In effect, the present world system created by European and North American modernity—the world made possible by Newton, Locke, Rousseau, Ricardo, Kant, Pasteur, Einstein, Keynes, and countless other architects of modern science, economics, and political culture—is an abomination. Francis never quite says that. But this strong judgment is implied in his many fierce denunciations of the current global order. It destroys the environment, oppresses the multitudes, and makes us blind to the beauty of creation.
Indeed. And it’s worth noting that these are not the first “fierce denunciations” (I’ll stick with that relatively gentle phrase) that we have seen from a pope with something of a weakness for a demagogic, occasionally even paranoid style that would have played well in the Peronist Argentina of his youth, a time when he clearly learnt much and understood little.
But back to First Things:
Today’s progressives are often critical of the West, and in that sense critical of “progress.” Europeans can be hysterical about genetically modified food. They have renounced nuclear energy, the only feasible large-scale alternative to a hydrocarbon-based energy system. Democracy was the signal political aspiration of modernity, but the EU is a post-national political project, a technocratic, post-democratic project. Here in the United States, many are now educated to believe that the history of the West is one long story of oppression and injustice. Optimism has waned, which means that the pope’s pessimism may be received warmly.

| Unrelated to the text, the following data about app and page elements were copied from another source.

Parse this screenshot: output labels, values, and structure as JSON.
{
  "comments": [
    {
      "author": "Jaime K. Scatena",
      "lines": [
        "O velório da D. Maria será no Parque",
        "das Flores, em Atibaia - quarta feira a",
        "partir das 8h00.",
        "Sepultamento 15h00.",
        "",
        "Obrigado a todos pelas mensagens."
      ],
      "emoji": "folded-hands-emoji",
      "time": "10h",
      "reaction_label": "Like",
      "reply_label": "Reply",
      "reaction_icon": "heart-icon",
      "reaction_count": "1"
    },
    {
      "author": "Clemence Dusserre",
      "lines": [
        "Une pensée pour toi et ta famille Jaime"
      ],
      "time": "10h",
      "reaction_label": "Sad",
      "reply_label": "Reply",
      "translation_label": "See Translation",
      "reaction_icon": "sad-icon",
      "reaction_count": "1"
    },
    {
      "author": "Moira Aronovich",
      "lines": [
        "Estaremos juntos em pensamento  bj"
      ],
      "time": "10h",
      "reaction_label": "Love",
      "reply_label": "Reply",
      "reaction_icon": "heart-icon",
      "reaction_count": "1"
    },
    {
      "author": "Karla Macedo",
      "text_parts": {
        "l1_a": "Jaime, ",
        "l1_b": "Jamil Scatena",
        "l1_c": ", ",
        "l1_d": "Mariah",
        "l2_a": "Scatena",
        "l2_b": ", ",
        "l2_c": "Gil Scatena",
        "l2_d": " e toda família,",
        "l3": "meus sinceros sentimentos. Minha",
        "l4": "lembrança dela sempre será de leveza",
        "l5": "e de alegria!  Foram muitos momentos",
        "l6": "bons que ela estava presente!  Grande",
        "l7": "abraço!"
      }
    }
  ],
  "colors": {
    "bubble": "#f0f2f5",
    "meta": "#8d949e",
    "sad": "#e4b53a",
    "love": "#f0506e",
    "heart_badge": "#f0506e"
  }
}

Perhaps, therefore, the most accurate thing to say is that Francis offers a postmodern reading of Gaudium et Spes and Vatican II’s desire to be open to the modern world. He seems to propose to link the Catholic Church with a pessimistic post-humanist Western sentiment rather than the older, confident humanism.
There may be a strange genius in this. For more than two hundred years Catholicism has resisted a self-sufficient humanism confident in the triumph of reason and science. Now there are powerful forces in the West that regard the modern project of the West as a failure, and the worst-case accounts of global warming encourage us to draw this conclusion. Thus the encyclical’s apparent focus, which is quickly superseded by a wholesale critique of every aspect of the current global system. Francis encourages the humiliation of modernity and the West, seeing in its failure the seeds of repentance and return to God.
Count me a skeptic. I prefer that approach of John Paul II and Benedict XVI. If global warming poses a dire threat to humanity—and it may—we will need all the moral strength, scientific integrity, economic vitality, and political legitimacy that Western modernity can muster. The same goes for the pressing problems of poverty and development. Instead of the voice of denunciation, we need the Church’s counsel and guidance. We all need to repent. But when it comes to pressing ethical problems, revolution is a dangerous game to play.
Obviously, I’m not with Reno on the need for the guidance of the Roman Catholic Church (readers may disagree!), but his broader point is subtle and very well made. The fact is that Francis is a pope who is profoundly at odds with not just (what we understand as) the West, but with the best of the West.
And, I would add, this encyclical is far from being the only evidence of that.